Exercise prompt> From the records below, determine the number of lines containing "Directory". Output that number alone.

===== Supplied information =====

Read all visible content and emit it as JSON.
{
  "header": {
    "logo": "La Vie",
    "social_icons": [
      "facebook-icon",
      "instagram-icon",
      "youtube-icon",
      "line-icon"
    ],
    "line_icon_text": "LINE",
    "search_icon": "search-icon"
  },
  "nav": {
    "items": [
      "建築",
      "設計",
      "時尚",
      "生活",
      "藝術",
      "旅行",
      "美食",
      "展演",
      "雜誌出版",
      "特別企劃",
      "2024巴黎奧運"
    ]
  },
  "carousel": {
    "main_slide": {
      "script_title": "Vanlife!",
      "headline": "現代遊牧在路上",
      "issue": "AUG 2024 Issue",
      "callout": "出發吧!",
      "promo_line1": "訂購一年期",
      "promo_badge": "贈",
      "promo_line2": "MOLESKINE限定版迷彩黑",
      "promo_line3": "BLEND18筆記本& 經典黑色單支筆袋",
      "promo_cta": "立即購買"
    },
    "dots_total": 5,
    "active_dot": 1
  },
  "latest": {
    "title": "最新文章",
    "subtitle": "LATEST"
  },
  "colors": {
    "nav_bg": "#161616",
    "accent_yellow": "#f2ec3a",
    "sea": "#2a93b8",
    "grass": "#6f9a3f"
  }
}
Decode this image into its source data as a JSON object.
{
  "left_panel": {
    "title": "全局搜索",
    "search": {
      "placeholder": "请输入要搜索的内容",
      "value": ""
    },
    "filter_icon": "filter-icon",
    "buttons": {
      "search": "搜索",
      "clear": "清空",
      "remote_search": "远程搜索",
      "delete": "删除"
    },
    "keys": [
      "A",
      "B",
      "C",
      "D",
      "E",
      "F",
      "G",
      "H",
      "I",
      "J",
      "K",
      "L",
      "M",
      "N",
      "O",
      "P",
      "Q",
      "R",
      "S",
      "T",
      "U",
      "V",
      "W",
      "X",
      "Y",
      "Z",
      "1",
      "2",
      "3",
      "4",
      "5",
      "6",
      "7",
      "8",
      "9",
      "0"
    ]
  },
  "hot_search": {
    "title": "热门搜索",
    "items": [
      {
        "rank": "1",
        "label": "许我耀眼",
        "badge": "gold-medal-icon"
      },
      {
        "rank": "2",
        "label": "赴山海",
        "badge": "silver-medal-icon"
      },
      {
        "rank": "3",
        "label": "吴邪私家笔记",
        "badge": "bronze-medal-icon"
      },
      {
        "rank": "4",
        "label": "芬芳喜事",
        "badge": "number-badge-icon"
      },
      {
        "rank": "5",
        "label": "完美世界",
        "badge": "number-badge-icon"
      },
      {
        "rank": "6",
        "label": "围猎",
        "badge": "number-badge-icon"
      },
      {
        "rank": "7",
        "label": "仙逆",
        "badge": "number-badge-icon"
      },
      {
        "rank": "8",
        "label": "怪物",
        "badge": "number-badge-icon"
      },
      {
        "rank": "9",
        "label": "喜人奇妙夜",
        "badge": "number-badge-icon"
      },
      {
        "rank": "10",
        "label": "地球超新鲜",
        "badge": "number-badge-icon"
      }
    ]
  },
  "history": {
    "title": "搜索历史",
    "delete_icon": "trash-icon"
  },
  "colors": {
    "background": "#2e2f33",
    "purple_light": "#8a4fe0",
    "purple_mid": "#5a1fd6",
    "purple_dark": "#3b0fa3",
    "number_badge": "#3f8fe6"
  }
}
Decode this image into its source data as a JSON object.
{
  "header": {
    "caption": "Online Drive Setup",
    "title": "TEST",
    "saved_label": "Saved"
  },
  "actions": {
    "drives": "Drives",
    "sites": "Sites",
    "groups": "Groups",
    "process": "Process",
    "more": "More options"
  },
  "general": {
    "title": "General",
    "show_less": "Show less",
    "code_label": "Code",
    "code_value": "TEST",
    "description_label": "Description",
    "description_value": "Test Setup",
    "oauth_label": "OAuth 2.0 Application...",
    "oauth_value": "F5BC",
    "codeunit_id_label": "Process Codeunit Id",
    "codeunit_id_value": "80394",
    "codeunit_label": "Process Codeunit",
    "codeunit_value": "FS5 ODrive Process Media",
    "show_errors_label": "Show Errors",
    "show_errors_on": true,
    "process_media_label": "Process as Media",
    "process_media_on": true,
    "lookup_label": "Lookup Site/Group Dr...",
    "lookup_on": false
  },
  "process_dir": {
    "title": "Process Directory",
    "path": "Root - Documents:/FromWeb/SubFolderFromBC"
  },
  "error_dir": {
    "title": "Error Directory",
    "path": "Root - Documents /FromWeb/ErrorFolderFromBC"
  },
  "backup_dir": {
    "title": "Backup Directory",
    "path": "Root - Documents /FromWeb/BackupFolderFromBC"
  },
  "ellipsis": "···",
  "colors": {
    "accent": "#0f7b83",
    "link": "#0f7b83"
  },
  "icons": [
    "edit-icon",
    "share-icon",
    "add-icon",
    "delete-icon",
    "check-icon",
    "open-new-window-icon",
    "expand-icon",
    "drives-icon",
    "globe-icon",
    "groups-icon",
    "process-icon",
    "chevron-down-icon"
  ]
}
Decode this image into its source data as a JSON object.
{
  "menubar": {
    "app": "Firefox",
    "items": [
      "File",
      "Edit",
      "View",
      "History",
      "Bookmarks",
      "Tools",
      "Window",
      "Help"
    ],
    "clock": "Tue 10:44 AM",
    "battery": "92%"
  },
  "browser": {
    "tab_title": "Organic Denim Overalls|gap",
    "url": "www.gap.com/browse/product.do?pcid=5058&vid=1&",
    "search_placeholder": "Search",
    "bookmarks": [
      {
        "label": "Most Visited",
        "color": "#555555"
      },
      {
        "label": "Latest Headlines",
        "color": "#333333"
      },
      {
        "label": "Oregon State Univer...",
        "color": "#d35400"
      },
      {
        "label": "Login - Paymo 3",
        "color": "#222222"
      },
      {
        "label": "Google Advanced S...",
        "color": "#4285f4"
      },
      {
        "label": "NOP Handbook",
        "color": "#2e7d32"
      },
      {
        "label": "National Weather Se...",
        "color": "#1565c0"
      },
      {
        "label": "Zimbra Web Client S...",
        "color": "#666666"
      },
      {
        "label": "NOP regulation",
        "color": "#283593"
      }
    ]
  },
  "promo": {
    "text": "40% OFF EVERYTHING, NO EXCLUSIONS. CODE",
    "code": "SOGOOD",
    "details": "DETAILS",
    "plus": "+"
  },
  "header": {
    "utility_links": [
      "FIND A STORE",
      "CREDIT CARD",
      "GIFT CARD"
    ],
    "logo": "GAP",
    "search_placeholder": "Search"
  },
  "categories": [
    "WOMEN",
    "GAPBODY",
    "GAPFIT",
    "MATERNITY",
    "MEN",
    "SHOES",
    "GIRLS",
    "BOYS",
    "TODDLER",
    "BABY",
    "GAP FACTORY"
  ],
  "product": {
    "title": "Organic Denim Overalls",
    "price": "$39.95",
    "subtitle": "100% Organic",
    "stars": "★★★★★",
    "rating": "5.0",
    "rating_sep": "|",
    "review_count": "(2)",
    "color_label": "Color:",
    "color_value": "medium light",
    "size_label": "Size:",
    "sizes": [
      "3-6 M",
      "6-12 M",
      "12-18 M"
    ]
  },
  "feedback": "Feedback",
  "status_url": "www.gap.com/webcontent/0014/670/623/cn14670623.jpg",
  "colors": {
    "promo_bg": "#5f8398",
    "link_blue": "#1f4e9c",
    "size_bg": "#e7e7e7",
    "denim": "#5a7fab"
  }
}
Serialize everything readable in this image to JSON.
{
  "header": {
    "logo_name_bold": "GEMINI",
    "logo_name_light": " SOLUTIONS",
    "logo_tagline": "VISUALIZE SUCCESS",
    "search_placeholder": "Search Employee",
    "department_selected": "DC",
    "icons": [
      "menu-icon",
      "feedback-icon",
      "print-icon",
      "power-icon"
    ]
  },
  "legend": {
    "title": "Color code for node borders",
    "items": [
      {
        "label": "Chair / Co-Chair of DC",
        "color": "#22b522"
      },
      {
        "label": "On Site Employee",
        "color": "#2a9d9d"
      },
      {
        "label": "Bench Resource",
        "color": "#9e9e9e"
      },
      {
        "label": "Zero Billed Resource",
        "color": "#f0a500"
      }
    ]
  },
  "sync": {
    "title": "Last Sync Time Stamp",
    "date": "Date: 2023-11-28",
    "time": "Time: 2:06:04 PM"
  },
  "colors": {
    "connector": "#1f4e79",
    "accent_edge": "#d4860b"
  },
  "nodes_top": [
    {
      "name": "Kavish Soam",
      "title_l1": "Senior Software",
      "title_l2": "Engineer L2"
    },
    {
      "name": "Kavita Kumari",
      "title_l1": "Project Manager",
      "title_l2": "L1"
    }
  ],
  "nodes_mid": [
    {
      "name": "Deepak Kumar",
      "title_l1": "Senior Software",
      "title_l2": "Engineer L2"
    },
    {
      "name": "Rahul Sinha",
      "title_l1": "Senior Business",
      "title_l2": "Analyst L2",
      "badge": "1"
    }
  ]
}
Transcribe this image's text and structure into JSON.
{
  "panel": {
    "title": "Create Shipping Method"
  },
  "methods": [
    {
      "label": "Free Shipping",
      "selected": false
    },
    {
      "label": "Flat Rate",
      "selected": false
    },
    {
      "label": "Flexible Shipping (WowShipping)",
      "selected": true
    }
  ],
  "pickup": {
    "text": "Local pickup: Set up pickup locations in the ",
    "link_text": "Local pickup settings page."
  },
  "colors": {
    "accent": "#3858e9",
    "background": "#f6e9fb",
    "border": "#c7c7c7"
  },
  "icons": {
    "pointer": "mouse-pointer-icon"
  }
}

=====

Task result> 3